Hotel. Hannah’s parents, put on the spot, enthuse that it’s “very funny stuff.” Hannah makes her pitch: “to finish this book,” eleven hundred a month for the next two years. Her mother deems that insane, and Hannah interprets “insane” as referring to trying to live in NYC on $1100 a month. “Why don’t you get a job, and start a blog—you are so spoiled!” Mom shouts. Hee! Starting a blog fixes everything, totes. “Yeah, well whose fault is that, Mom?” “Your father’s!” “Papa” is freaking out with the fighting, but Hannah swoons to the floor before they can basically cut her off a second time. She explains the opium-pod tea, and Dad is yelling about ordering coffee, and Mom is yelling that he’s getting played, Dad hates watching Hannah struggle, Mom works hard and wants to sit “by a fucking lake.” Hannah: Flaubert, garret, “don’t look at me.” The next morning. Hannah wakes up alone in their bed. She calls out for them, then immediately grabs the phone to get room service, which makes me side with her parents—and they’re one step ahead of her, checking out and closing their account so she can’t charge anything. She gathers her things, and finds two envelopes on the desk: one addressed to her, which contains $20, and the other addressed to Housekeeping, ditto. (Also left on the desk, which I found very sad: the pages of Hannah’s memoir.) She snags both twenties and leaves. Down on the sidewalk, a panhandler tells her to smile—a city peeve that’s a little on-the-nose here—and we pan up over Hannah disappearing into the midtown hugger-mugger as an even more on-the-nose music cue sings, “Everyone’s got a mother and a father / everyone’s sure they’ll go far.”

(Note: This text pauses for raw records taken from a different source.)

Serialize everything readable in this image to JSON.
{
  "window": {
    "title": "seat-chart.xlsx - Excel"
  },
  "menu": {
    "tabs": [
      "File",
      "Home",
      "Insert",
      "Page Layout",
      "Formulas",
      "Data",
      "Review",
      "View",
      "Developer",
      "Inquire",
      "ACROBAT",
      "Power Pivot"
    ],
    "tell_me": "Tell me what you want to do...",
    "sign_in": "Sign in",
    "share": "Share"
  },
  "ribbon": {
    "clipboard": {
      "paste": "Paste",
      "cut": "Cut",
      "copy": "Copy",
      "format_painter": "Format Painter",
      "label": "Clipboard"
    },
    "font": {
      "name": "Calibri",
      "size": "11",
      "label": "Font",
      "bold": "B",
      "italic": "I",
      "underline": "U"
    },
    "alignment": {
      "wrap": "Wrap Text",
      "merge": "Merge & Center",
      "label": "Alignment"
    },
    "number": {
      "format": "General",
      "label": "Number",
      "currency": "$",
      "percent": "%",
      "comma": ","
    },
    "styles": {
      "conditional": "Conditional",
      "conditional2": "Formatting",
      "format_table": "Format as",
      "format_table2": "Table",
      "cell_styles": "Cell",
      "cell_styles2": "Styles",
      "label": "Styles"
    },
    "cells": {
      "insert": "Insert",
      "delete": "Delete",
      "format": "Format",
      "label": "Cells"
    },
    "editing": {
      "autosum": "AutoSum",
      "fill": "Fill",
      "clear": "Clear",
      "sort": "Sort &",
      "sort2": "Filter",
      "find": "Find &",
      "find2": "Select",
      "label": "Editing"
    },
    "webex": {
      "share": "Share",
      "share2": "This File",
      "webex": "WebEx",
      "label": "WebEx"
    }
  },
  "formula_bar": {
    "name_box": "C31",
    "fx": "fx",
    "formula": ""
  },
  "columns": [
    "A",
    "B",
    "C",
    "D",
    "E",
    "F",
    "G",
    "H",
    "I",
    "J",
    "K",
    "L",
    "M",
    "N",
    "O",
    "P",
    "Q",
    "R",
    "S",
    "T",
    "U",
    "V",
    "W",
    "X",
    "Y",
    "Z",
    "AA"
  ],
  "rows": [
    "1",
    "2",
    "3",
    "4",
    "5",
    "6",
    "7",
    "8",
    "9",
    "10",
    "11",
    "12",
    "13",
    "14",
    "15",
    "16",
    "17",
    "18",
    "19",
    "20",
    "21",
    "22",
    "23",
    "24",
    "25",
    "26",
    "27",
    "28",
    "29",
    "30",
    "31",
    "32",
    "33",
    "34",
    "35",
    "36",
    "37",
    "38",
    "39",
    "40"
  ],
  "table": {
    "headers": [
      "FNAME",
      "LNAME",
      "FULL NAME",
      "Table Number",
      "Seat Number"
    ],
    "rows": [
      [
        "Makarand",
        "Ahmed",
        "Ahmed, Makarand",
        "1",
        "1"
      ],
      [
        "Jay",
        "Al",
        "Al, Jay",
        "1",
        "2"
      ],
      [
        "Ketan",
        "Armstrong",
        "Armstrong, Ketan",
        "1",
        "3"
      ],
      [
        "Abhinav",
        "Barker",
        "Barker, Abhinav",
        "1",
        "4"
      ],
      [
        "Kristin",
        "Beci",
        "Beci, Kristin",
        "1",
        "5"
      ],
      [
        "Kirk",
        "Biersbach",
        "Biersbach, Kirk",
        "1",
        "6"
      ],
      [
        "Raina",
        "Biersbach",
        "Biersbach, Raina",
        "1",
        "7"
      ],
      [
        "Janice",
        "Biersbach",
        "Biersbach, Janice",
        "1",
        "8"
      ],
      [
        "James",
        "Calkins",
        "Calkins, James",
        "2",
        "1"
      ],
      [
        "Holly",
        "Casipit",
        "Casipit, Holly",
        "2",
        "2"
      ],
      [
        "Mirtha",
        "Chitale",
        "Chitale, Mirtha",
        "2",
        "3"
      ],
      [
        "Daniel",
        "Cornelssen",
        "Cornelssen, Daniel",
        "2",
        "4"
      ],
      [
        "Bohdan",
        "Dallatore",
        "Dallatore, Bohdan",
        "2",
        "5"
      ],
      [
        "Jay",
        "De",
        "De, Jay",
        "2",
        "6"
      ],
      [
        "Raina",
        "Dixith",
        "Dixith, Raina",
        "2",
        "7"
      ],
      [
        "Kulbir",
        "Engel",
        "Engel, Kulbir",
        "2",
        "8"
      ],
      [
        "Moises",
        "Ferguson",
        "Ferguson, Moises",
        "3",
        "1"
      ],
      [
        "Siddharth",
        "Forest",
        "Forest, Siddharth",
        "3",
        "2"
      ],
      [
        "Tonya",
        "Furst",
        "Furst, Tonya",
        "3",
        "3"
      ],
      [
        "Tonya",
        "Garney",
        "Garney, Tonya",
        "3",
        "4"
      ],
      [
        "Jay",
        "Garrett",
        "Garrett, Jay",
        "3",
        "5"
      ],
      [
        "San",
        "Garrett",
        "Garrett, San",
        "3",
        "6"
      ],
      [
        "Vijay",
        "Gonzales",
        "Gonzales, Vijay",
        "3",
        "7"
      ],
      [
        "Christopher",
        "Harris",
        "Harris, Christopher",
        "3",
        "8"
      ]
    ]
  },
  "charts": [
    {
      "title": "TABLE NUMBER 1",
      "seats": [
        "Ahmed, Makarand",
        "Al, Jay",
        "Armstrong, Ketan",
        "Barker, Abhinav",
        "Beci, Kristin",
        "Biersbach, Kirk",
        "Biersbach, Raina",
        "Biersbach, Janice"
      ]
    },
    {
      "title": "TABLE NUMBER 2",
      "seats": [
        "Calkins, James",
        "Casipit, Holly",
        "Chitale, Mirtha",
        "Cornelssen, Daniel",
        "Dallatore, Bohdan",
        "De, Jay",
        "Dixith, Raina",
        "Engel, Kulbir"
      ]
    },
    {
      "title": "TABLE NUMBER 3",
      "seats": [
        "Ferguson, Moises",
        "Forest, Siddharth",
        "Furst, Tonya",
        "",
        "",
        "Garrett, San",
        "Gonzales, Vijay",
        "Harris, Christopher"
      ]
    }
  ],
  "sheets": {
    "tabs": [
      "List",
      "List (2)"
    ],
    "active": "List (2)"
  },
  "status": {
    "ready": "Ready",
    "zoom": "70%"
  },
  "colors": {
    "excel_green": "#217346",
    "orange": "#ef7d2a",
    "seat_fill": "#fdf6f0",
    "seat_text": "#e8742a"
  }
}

Sarah D. Bunting co-founded Television Without Pity.com, and has written for Seventeen, New York Magazine, MSNBC.com, Salon, Yahoo!, and others. She’s the chief cook and bottle-washer at TomatoNation.com.